Australia coach Alen Stajcic said there would be changes to the Matildas' starting line-up for the FIFA Women's World Cup quarter-final against Japan at Edmonton on Sunday (AEST).
"Yeah, there will probably be a couple of changes to the starting line-up - probably two or three," Stajcic told The World Game.
"We'll pick the freshest players. We're pretty fresh now. We had one full day of travel after our last game and another full day off. We had one training session yesterday and another day off today.
"I've really tried to freshen the squad up after those first four games in 13 days, so we've done that now and the next team picked will be our 100 per cent starting line-up.
"And, again, the main motivation is not really performance. We've got many players who are doing well. It's more about picking players who are fresh and fit and healthy."
After the Matildas lost their opening game of the group stage 3-1 to USA, Stajcic made three changes to the starting side for the match with Nigeria, which the Matildas won 2-0.
He kept the same starting XI for the 1-1 draw with Sweden, a result that guaranteed Australia a place in the round of 16, and then made two changes for the game against Brazil.

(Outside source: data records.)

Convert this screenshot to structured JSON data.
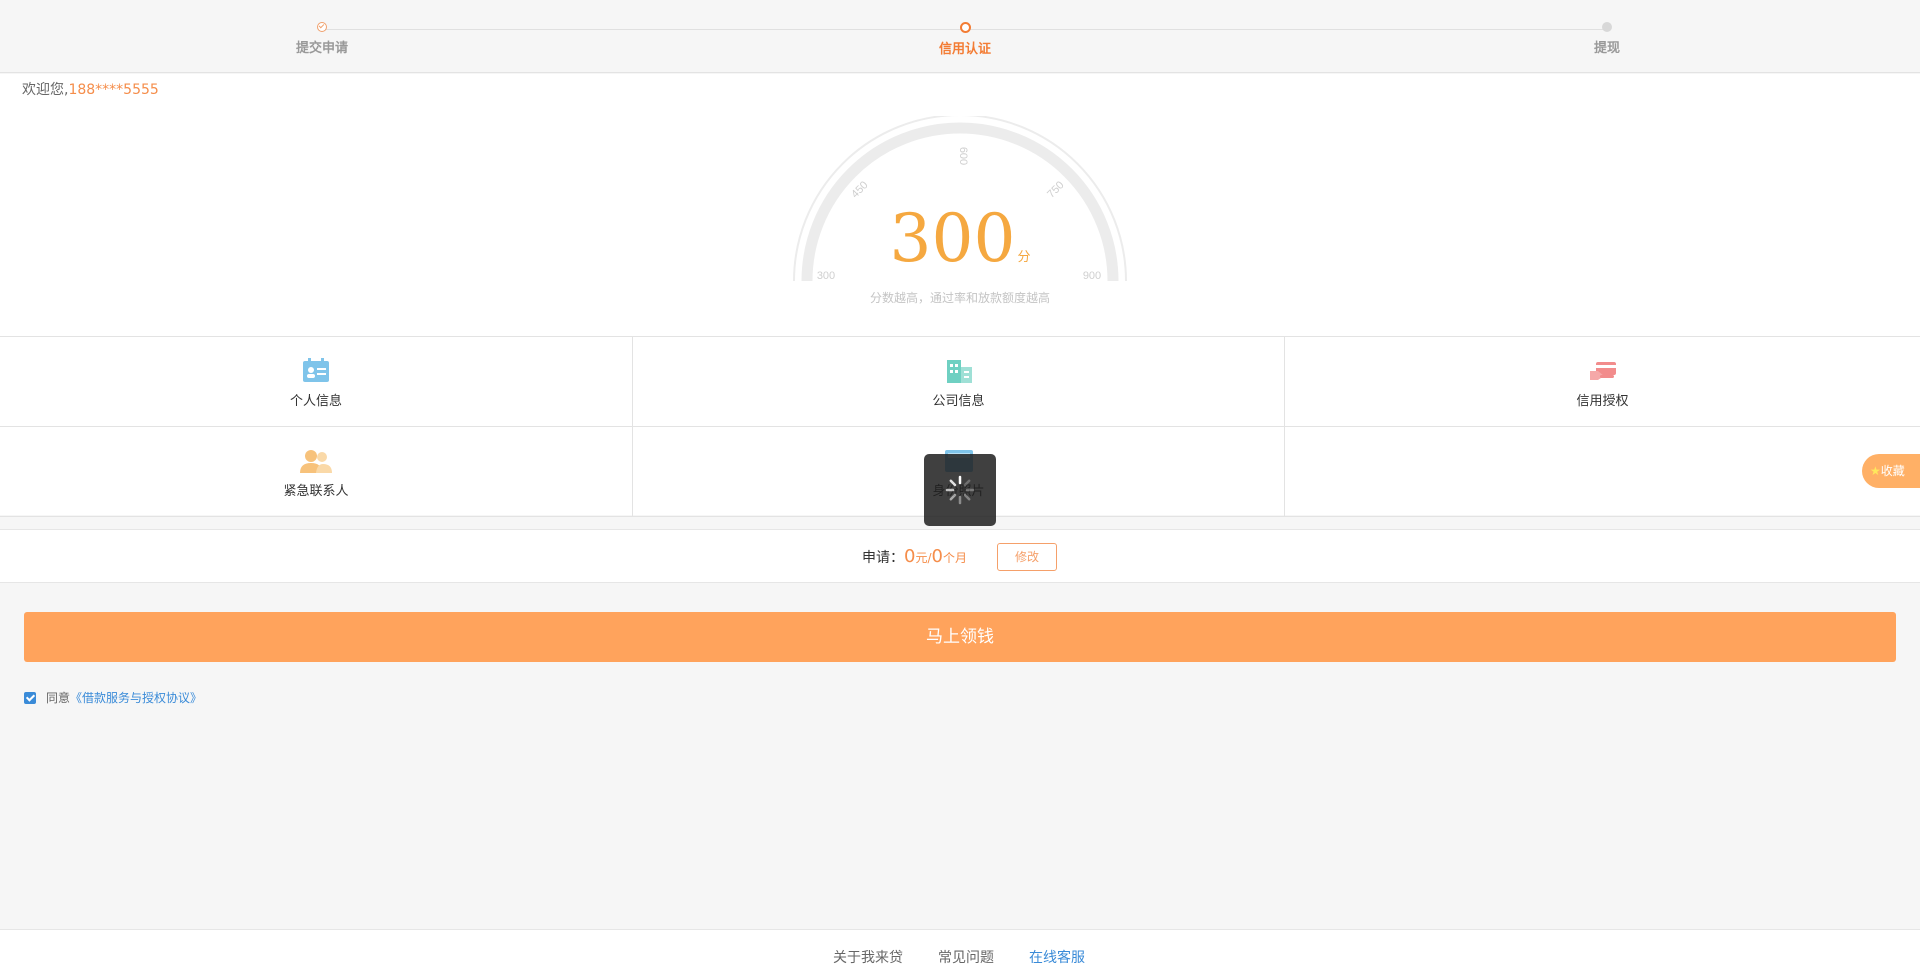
{
  "steps": [
    {
      "label": "提交申请",
      "state": "done"
    },
    {
      "label": "信用认证",
      "state": "current"
    },
    {
      "label": "提现",
      "state": "todo"
    }
  ],
  "welcome": {
    "prefix": "欢迎您,",
    "phone": "188****5555"
  },
  "gauge": {
    "score": 300,
    "unit": "分",
    "min": 300,
    "max": 900,
    "ticks": [
      "300",
      "450",
      "600",
      "750",
      "900"
    ],
    "hint": "分数越高，通过率和放款额度越高"
  },
  "items": [
    {
      "label": "个人信息",
      "icon": "id-card-icon",
      "color": "#7fc4ea"
    },
    {
      "label": "公司信息",
      "icon": "building-icon",
      "color": "#6fd0c2"
    },
    {
      "label": "信用授权",
      "icon": "credit-card-icon",
      "color": "#f28c8c"
    },
    {
      "label": "紧急联系人",
      "icon": "contacts-icon",
      "color": "#f7c27b"
    },
    {
      "label": "身份照片",
      "icon": "photo-icon",
      "color": "#7fc4ea"
    }
  ],
  "apply": {
    "prefix": "申请：",
    "amount": "0",
    "amount_unit": "元",
    "sep": "/",
    "months": "0",
    "months_unit": "个月",
    "modify_label": "修改"
  },
  "cta_label": "马上领钱",
  "agreement": {
    "prefix": "同意",
    "link": "《借款服务与授权协议》",
    "checked": true
  },
  "footer": [
    {
      "label": "关于我来贷"
    },
    {
      "label": "常见问题"
    },
    {
      "label": "在线客服"
    }
  ],
  "collect": {
    "star": "★",
    "label": "收藏"
  },
  "colors": {
    "accent": "#f37c34",
    "cta": "#ffa35c",
    "link": "#3a8bd8",
    "score": "#f5a840"
  }
}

The Matildas won that game 1-0, but from the way Stajcic is talking no-one can rest easy and expert automatic selection.
"The bulk of the starting line-up has been fairly similar throughout the tournament, but I've made a couple of changes here and there," Stajcic said.
"The players have had a massive workload - four international matches in 13 days - so trying to keep fresh the key players in positions where they do a lot of running has always been in the back of my mind.
"We do have a squad with good depth and there are players who haven't played many minutes or any minutes at all here who are good enough to take anyone's place, so that's the comfort we take from having the good preparation for the tournament that we had."
The most striking changes Stajcic made were when he left Katrina Gorry and Kyah Simon out of the starting side for the game against Brazil, replacing them with Tameka Butt and Michelle Heyman, and then sent Gorry and Simon on for Butt and Heyman during the second half.
It proved a master-stroke, with Gorry helping to set up the only goal of the match and Simon scoring it.
Asked if the plan all along had been to see Brazil off with his starters before looking to land the killer blow with his substitutes, Stajcic replied: "It was sort of the plan and it came off, but in football you can make a plan and sometimes it makes you look good and sometimes not, so I wouldn't over-play that it was exactly what we wanted to do. But it was one of the reasons we made those changes.
"'Mini' (Gorry) had played a lot of football in the first three games - and in midfield, where you do a massive amount of running that takes a toll - so bringing her on fresh was good.
"And Kyah, still coming off her knee injury from last year, had started two games in a row and was a little bit flatter after the Sweden game than after the game before against Nigeria.
"I'm always mindful of keeping players in key roles as fresh and as sharp as they can be - especially in those key attacking roles, where if you lose that one metre of sharpness you become way less effective.
"My confidence is in the entire team and they've all got slightly different qualities, you know.
"Michelle Heyman or Kyah Simon up front, they both give us almost equal value but they've got different qualities they bring to the team. Michelle's work-rate is probably a touch higher than Kyah's, but Kyah probably injects herself into the game a touch differently to Michelle.
"At the end of the day it's equal value, what they do, but they go about their business differently. That's the confidence I have in the team.
"'Tammy' (Butt), I knew with her work-rate I could throw her in there and the team wouldn't lose anything."
The six-day gap between games heading into the clash with Japan is the longest the Matildas have had during this event.
Stajcic said he was sure he would know which players were the right ones to start with as a result of what he had seen in the games and at training.
"When you're standing there pitch-side at the game, you can see when a player's work-rate drops off and they start to lose concentration," he said.
"This game is going to be played in 31-degree heat, so people need to have their petrol tank as close to 100 per cent as it can be.
"I think we're pretty fit at the moment. I think we've gotten fitter throughout the tournament. It's a young team and all those high-level games have added a fitness and performance edge to our team, so I'm actually really confident about our team from a physical point of view."